TASK BRIEF
Nothing but the lines holding the string "вложений" should appear in the answer. Copy them from the entries.

* * * * * * * * *

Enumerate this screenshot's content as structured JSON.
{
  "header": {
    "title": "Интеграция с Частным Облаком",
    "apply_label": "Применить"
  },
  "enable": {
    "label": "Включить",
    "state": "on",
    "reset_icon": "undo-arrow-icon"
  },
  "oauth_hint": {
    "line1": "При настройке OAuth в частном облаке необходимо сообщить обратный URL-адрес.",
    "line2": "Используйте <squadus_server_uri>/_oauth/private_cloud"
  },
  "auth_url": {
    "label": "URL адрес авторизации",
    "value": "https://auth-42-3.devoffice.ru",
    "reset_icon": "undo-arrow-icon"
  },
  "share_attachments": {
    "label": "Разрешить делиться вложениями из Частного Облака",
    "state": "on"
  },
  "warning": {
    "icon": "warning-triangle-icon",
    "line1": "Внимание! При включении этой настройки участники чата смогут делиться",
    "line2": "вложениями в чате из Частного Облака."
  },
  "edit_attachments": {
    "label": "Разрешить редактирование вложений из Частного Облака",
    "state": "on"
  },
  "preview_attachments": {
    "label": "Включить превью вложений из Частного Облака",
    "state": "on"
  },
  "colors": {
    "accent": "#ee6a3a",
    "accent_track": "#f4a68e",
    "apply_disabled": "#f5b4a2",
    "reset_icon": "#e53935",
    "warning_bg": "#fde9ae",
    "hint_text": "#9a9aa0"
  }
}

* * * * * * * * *

WRITTEN RESPONSE
    "label": "Разрешить редактирование вложений из Частного Облака",
    "label": "Включить превью вложений из Частного Облака",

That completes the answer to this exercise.